So what was missing? There was no bathroom, no fitted water heater, no exterior lighting, and no flush toilet indoors or out. There was however a rather basic electricity supply which powered the lighting, a radio, and later, the telelvision. Oh, there was a sink in the scullery but the waste water had to flow out along the rear wall then down the side wall, then into a small grid in the yard. This water was contained (sic) in an open channel, the edge of which was made from a small concrete band, or at least there were the remains of one when I was a lad.
My grandfather dies in 1968 having lived in the house for at least 48 years, and modernisation has since taken place- thank goodness!
23 Heol Llangeinor
The first housing built by the Ogmore & Garw Urban District in what is today called Llangeinor was from adjacent to Tyn-yr Heol school along the hillside eventually to opposite Pandy.These houses were built towards the end of the 1920s and an old picture postcard shows the brand new houses and the school being extended. The Glamorgan Gazette of Friday 17th October 1930 mentions the opening of the completed school works. This housing development introduced the name ‘Llangeinor’ to the locality, which was formerly known as Tyn-yr-Heol (hence the name of the school opened in 1900).
Although semi-detached, the home of my paternal grandparents had a central front door. Immediately as you entered the door to the parlour was on the right within the porch area. Through the inner porch door was the main living-room with the coal-fired cooking range. From this room on the rear left was the pantry; next to it the stairs, with the door to the kitchen and back yard off to the right. The kitchen had a sink and gas cooker. Outside was the small back yard with the garden set higher to the rear. From this yard was the door to the toilet which was built under the stairs- but it did flush! There was no cwtch or coal hole built into the frame of the house.
Upstairs was the small back bedroom which was over the kitchen, with two larger bedrooms facing the front. In the back left was the bathroom with a bath and two taps, what luxury! I am unsure if the hot water was heated by the coal fire in the living room or if an immersion heater was included in the airing cupboard. The electrical fittings were also up-to-date although my grandparents were a little naive about what they could safely do with the outlets etc.
As these houses were up steps from the road level. Tradesmen such as the butcher and baker would place a selection of their wares in an old fashioned wicker basket and come to the front door. If you wanted something else he would either go down to his van or the customer would go down and look. The postman used to walk from one end of the street to the other along the front of the houses. As they were on different levels people used to put stools or some other item against the adjoining wall for him to step up and climb over the fence.
Street lighting was a single bulb in a bat-wing type of reflector mounted on the telephone or other posts.

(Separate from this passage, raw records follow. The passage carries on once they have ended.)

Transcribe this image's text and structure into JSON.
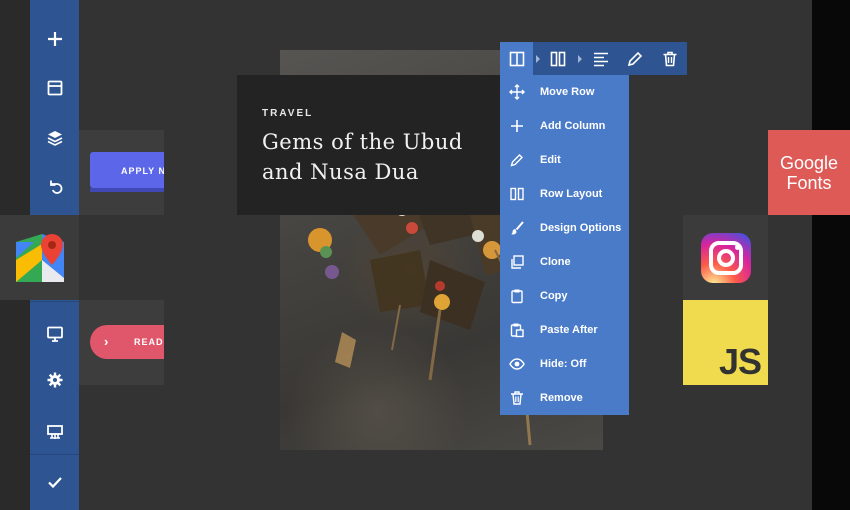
{
  "colors": {
    "sidebar": "#2e5591",
    "menu": "#4a7bc8",
    "apply_button": "#5b67e8",
    "read_button": "#e0566b",
    "google_fonts": "#de5a57",
    "javascript": "#f0db4f"
  },
  "sidebar": {
    "items": [
      {
        "icon": "plus-icon"
      },
      {
        "icon": "templates-icon"
      },
      {
        "icon": "layers-icon"
      },
      {
        "icon": "undo-icon"
      },
      {
        "icon": "monitor-icon"
      },
      {
        "icon": "gear-icon"
      },
      {
        "icon": "frontend-editor-icon"
      },
      {
        "icon": "check-icon"
      }
    ]
  },
  "elements": {
    "apply_button": "APPLY N",
    "read_button": "READ",
    "google_fonts_line1": "Google",
    "google_fonts_line2": "Fonts",
    "js_label": "JS"
  },
  "hero": {
    "kicker": "TRAVEL",
    "title": "Gems of the Ubud and Nusa Dua"
  },
  "row_toolbar": {
    "buttons": [
      "row-icon",
      "columns-icon",
      "align-icon",
      "pencil-icon",
      "trash-icon"
    ]
  },
  "context_menu": {
    "items": [
      {
        "icon": "move-icon",
        "label": "Move Row"
      },
      {
        "icon": "plus-icon",
        "label": "Add Column"
      },
      {
        "icon": "pencil-icon",
        "label": "Edit"
      },
      {
        "icon": "row-layout-icon",
        "label": "Row Layout"
      },
      {
        "icon": "brush-icon",
        "label": "Design Options"
      },
      {
        "icon": "clone-icon",
        "label": "Clone"
      },
      {
        "icon": "clipboard-icon",
        "label": "Copy"
      },
      {
        "icon": "paste-icon",
        "label": "Paste After"
      },
      {
        "icon": "eye-icon",
        "label": "Hide: Off"
      },
      {
        "icon": "trash-icon",
        "label": "Remove"
      }
    ]
  }
}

These were set out at junctions or bends so there was no ‘light pollution’. There were more stars to be seen in those days than there are now, or so it appeared,
Considering both homes were only about 20 years; different in age, the facilities they contained, or did not contain, were a lifetime apart.